If you find a mistake or would like to contribute additional information, please email us at: [email protected]

Get Faster and More Accurate Genetic Diagnosis!

More than 250,000 patients successfully analyzed!
Don't wait years for a diagnosis. Act now and save valuable time.

Start Here!

"Our road to a rare disease diagnosis was a 5-year journey that I can only describe as trying to take a road trip with no map. We didn’t know our starting point. We didn’t know our destination. Now we have hope."

Image

Paula and Bobby
Parents of Lillie

What is FDNA Telehealth?

FDNA Telehealth is a leading digital health company that provides faster access to accurate genetic analysis.

With a hospital technology recommended by leading geneticists, our unique platform connects patients with genetic experts to answer their most pressing questions and clarify any concerns they may have about their symptoms.

Benefits of FDNA Telehealth

FDNA icon

Credibility

Our platform is currently used by over 70% of geneticists and has been used to diagnose over 250,000 patients worldwide.

FDNA icon

Accessibility

FDNA Telehealth provides facial analysis and screening in minutes, followed by fast access to genetic counselors and geneticists.

FDNA icon

Ease of Use

Our seamless process begins with an initial online diagnosis by a genetic counselor and follows by consultations with geneticists and genetic testing.

FDNA icon

Accuracy & Precision

Advanced artificial intelligence (AI) capabilities and technology with a 90% accuracy rate for a more accurate genetic analysis.

FDNA icon

Value for
Money

Faster access to genetic counselors, geneticists, genetic testing, and a diagnosis.
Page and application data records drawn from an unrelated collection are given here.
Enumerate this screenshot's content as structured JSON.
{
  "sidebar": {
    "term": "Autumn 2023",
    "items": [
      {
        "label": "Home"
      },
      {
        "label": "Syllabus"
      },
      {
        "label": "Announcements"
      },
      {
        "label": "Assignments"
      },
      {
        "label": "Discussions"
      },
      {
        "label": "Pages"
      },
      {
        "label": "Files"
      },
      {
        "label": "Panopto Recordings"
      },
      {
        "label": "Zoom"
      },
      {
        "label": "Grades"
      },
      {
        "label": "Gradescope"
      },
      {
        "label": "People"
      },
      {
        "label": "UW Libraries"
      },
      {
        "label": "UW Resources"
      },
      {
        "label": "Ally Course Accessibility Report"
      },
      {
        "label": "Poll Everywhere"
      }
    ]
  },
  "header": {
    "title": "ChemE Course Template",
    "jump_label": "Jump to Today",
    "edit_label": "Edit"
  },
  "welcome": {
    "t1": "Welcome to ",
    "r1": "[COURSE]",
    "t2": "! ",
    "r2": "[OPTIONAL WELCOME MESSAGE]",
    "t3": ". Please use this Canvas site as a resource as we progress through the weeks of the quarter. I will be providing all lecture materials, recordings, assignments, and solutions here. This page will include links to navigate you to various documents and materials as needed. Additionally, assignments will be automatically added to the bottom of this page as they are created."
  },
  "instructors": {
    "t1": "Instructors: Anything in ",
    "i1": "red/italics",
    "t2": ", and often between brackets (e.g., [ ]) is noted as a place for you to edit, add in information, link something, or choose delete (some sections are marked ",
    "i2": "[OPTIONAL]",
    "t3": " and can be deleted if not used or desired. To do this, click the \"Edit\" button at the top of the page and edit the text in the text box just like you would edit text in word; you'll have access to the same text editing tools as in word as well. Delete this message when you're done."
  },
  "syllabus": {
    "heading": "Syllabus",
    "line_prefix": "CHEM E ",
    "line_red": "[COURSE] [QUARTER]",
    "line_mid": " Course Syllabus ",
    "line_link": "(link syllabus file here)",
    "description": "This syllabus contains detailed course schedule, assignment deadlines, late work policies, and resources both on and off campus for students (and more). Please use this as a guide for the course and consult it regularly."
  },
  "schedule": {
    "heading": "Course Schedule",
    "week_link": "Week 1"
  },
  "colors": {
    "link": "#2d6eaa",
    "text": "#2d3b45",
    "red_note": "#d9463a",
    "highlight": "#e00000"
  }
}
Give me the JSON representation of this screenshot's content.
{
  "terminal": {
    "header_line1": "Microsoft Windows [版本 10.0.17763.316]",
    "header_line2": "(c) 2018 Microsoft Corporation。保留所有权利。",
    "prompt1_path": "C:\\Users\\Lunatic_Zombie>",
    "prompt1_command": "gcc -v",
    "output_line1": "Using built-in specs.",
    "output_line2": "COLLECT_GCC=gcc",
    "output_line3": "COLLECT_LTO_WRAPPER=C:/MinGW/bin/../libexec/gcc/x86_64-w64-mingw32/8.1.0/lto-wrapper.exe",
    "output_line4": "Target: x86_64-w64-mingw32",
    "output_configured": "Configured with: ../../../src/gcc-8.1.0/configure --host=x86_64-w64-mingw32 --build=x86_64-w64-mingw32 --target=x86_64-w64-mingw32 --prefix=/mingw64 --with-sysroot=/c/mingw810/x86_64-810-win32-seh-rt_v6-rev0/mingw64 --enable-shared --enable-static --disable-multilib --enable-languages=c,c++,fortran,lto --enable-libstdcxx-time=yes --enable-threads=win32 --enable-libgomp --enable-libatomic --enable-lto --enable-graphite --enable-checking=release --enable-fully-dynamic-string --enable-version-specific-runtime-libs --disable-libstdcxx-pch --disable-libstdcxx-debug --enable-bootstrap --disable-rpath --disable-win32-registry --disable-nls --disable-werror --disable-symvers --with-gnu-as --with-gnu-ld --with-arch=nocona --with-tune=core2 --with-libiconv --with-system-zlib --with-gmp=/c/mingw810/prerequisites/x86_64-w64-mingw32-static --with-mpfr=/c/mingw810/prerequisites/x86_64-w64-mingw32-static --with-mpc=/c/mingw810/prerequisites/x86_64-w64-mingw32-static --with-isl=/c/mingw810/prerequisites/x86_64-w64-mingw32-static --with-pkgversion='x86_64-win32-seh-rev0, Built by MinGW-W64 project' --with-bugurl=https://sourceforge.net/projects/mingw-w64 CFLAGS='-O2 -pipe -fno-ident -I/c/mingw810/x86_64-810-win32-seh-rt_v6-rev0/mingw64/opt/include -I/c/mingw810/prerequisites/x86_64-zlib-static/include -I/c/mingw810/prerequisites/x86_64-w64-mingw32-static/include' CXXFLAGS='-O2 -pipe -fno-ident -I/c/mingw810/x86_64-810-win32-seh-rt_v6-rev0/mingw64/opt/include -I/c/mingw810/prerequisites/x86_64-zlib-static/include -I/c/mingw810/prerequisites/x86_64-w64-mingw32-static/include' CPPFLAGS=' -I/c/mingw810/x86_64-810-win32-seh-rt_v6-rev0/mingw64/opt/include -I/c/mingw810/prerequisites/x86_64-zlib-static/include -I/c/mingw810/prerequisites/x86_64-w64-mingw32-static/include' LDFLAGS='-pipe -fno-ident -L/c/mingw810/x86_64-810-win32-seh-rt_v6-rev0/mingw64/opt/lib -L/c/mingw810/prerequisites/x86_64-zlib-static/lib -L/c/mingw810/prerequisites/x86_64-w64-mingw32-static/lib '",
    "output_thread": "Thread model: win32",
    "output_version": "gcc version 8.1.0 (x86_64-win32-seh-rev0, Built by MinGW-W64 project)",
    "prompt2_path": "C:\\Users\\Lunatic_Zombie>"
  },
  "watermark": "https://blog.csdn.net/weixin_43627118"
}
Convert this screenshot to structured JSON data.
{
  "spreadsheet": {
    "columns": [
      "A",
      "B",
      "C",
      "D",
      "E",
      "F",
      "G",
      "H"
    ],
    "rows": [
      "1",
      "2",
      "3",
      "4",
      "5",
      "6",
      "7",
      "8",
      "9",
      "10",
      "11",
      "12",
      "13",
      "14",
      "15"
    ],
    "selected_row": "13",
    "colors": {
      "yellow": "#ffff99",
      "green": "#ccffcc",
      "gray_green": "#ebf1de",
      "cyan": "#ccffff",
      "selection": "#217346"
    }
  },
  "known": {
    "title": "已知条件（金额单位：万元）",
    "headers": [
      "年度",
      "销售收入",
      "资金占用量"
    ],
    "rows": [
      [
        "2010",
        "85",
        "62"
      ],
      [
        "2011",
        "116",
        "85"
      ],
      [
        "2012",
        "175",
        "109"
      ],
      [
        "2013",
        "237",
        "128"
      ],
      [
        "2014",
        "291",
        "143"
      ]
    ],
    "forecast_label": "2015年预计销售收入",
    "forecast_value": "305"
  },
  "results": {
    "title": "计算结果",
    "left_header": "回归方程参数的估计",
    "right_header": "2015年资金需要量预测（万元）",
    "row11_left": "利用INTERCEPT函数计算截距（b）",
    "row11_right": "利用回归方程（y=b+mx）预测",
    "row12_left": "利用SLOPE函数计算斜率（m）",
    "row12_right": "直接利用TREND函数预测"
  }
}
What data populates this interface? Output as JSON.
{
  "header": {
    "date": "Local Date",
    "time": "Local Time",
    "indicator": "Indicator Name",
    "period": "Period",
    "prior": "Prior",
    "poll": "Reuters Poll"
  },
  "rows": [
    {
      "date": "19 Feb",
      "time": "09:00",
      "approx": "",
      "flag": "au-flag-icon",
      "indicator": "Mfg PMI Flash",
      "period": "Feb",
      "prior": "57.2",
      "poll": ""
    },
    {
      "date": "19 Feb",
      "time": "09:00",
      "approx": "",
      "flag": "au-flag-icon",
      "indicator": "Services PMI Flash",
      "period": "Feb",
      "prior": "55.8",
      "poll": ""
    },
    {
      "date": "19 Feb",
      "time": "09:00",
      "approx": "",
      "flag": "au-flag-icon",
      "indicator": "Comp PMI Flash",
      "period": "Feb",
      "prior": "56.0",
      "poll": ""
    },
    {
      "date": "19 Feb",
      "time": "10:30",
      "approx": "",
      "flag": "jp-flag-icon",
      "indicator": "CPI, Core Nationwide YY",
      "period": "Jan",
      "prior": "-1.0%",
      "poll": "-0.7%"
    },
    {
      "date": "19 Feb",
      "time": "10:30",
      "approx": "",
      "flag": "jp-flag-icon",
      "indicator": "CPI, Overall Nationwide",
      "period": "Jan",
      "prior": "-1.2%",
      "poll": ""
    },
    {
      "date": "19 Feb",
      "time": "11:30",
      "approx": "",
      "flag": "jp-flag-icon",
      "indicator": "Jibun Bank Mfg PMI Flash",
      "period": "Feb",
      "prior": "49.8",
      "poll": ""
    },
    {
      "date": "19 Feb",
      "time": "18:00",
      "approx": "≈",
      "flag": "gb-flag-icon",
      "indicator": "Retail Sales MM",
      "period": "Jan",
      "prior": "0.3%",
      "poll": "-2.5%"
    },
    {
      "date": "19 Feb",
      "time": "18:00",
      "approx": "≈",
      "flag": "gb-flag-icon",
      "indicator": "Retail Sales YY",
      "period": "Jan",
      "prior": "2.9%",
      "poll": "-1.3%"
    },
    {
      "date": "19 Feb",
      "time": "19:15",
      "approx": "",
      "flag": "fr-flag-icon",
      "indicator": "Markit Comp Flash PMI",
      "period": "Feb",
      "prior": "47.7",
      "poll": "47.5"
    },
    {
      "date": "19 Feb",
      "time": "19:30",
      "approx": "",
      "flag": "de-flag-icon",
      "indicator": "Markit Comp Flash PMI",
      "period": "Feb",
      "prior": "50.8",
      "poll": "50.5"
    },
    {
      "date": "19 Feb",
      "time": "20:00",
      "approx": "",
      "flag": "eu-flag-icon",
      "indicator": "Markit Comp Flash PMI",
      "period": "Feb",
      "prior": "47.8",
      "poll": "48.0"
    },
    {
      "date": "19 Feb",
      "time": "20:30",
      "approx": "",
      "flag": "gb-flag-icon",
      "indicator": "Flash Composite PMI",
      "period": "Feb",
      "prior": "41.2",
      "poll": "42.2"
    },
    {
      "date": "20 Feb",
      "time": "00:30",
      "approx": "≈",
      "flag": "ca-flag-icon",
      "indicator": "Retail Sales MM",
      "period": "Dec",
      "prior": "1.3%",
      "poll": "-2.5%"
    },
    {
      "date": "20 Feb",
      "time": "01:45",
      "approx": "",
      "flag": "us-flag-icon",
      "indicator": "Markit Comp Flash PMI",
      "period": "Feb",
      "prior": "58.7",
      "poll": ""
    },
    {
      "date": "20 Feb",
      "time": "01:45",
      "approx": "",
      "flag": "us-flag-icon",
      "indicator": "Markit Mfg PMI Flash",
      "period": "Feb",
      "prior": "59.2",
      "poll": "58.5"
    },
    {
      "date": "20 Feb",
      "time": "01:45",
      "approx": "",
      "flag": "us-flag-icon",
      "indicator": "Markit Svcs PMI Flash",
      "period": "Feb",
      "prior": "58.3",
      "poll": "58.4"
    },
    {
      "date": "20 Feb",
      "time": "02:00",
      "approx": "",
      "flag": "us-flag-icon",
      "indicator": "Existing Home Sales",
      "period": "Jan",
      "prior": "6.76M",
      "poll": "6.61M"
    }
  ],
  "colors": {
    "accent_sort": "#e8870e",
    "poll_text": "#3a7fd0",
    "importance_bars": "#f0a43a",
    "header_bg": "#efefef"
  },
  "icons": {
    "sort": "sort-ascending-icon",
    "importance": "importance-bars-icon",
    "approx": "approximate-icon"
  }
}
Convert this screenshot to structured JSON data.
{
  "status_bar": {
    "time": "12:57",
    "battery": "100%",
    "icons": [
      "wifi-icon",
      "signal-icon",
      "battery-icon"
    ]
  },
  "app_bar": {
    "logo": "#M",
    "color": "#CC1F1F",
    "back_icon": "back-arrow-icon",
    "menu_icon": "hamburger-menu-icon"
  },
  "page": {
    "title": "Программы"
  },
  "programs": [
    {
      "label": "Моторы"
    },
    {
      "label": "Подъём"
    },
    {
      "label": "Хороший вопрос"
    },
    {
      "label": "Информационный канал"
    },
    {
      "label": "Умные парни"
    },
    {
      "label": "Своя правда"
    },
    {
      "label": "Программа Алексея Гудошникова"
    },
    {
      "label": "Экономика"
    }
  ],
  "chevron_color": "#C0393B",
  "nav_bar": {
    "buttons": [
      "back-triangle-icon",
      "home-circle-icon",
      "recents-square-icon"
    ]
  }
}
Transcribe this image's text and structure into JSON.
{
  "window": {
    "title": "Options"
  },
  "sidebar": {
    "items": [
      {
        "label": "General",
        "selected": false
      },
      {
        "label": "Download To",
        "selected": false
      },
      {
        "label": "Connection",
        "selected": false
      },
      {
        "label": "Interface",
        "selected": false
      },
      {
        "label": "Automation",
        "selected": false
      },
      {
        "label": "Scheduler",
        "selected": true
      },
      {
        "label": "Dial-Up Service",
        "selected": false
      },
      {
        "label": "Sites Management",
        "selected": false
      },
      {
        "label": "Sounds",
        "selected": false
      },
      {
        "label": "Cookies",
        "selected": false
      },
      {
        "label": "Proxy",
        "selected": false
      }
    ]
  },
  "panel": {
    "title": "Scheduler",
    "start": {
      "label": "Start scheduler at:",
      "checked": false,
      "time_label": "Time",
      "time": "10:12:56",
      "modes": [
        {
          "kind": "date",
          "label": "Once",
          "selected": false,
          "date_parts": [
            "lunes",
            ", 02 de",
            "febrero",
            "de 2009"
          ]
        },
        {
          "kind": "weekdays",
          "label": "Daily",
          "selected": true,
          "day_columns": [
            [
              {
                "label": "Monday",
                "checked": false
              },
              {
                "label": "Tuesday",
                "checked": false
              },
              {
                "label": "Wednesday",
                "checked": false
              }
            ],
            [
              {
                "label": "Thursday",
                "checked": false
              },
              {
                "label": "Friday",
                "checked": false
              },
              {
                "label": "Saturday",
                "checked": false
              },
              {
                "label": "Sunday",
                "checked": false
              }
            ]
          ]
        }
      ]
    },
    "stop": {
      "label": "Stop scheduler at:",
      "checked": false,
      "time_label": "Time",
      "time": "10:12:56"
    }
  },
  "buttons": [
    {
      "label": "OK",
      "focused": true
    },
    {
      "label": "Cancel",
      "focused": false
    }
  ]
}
As fast as within 24 hours if required. Save time and money.

FDNA icon

Privacy & Security

We guarantee the utmost protection of all images and patient information. Your data is always safe, secure, and encrypted.

FDNA Telehealth can bring you closer to a diagnosis.
Schedule an online genetic counseling meeting within 72 hours!